The arrival of the Marist Sisters in 1873 and the Presentation Brothers in 1894 enhanced Carrick on Shannon as a centre of education for over a century.
Two matters of interest in the story of the Bush Hotel are remembered from the Nineteenth century. The first was a tragic accident, when a male guest, who had a wooden leg, over-balanced and fell down the stairs, sustaining fatal injuries. The other was a ghostly presence in the attic, which may have been fact or phantom!In 1898, The Local Government Act replaced the old Grand Jury with the more Democratic Leitrim County Council.
The meetings of the Council, the sessions of the Courts, and the business of commercial travellers all brought additional trade to the Hotel. Despite emigration the town still catered for a large rural population. Agriculture was modernising, the setting up of the local Kiltoghert Co-operative Creamery being a good example. Emigrants’ remittances from America helped the local economy.
The coming of the Twentieth century was a time of great hope and expectation. It was marked for the Bush Hotel by the building in 1902 of the present three-story structure facing on to Main St., as the business continued to expand.
The coming of the motor car brought a new dimension to travel and the Bush Hotel was a popular stop on the Dublin-Sligo Road.
Early events in the new century were the expectation of Home Rule, the setting up of the Ulster and National Volunteers, the First World War, the 1916 Rising, all with local repercussions.
In August 1917 a then little known visitor arrived at the Bush Hotel. He had come to organise the Sinn Fein Party in Carrick on Shannon, Drumlion and Gowel. His name was Michael Collins, who soon became the heroic leader in the War of Independence (1919-21) and a victim of the Civil War (1922-23).
Other events were the setting up of the Irish Free State 1922, the replacement of the Royal Irish Constabulary by An Garda Siochana, and important bye-election in 1925 when Sam Holt, Carrick on Shannon’s only T.D. was elected.
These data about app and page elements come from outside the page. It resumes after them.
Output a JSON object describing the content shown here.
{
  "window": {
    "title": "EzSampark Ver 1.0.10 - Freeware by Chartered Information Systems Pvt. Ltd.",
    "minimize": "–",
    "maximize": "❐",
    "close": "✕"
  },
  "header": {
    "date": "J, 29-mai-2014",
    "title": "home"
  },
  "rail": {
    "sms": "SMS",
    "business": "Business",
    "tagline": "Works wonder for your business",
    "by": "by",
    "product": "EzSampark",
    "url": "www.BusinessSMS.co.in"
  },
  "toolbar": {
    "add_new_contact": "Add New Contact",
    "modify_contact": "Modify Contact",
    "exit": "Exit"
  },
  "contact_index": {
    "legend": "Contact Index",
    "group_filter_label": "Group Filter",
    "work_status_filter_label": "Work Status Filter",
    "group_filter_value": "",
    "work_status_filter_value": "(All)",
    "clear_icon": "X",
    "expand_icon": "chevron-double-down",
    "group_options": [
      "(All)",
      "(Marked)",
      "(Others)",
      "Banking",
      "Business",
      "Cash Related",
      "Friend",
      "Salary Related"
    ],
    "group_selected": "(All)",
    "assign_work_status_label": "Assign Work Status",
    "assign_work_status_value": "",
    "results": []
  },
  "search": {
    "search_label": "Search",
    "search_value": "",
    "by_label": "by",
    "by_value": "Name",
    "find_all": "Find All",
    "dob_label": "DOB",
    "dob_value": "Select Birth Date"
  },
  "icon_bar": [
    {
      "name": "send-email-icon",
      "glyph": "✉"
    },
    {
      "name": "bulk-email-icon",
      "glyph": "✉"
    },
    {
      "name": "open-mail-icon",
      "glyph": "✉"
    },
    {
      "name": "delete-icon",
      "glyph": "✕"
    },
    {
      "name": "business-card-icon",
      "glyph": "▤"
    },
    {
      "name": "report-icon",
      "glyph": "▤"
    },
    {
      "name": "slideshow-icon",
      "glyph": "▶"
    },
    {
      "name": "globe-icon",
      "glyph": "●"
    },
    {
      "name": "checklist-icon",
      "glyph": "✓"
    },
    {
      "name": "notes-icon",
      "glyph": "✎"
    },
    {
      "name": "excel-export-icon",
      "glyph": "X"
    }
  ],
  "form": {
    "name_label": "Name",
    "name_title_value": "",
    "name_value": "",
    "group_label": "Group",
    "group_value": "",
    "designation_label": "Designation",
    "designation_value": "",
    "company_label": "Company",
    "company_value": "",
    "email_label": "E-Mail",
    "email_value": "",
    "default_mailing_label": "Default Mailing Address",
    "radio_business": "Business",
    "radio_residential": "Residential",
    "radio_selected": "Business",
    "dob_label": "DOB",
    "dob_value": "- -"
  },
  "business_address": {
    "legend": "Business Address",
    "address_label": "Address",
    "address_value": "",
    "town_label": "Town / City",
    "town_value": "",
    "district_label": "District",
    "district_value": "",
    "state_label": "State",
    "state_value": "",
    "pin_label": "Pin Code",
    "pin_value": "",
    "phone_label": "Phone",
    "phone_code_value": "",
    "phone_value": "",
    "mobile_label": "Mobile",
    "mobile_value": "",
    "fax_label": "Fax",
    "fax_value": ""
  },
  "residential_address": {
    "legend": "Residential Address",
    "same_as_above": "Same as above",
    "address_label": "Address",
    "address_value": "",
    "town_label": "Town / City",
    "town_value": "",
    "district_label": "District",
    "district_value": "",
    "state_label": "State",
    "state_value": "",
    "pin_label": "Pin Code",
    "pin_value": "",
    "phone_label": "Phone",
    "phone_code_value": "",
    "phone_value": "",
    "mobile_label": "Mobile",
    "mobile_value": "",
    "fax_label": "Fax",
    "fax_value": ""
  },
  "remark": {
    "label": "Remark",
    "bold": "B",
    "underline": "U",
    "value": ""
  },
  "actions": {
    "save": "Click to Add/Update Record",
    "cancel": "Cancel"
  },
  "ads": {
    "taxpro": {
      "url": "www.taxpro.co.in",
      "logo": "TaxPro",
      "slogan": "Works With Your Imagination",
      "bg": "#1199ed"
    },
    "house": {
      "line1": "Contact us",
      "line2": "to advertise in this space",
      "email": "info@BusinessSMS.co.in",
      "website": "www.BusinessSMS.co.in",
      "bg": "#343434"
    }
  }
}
The period 1939-45 was a difficult time for business because of war-time scarcity, but the country maintained its neutrality and was spared the horrors of the Second World War. In the 1950’s Carrick on Shannon developed as a centre for angling tourism. Later the establishment of the Local Marina made Carrick on Shannon a leading centre for river cruising. These developments helped to make tourism a major part of the local economy.
The building of the riverside service road gave a new access to the Bush Hotel property and enabled major expansion, which includes the Orchard Conference Centre and spacious car parks.
In 1997, because of her family ties with the Carrick on Shannon area Mary McAleese chose the Bush Hotel to Launch her successful campaign for President of Ireland – Uachtaran na hEireann.
The Hotel was demolished and rebuilt in 1920. Throughout the Twentieth Century the Bush Hotel, County Leitrim has continued to be a major centre of social and commercial life in Carrick on Shannon.
The Hotel was acquired by the Dolan Family in 1992 after 3 years closure and following a complete refurbishment opened in 1993 with 11 employees (8 of whom are still with us and two sadly are deceased).
Since then it has been a flagship for the development tourist industry and has maintained its reputation for unrivalled service to its patrons and has undergone continuous expansion and redevelopment in the last decade.
Over the years the Bush has greatly helped the local community by providing facilities for meetings of clubs and organisations and social functions. In 2010, when St Mary’s Church was undergoing renovations, over several months Sunday Mass was celebrated in the Orchard Room of the Hotel proving on that occasion that there was ‘room at the Inn’.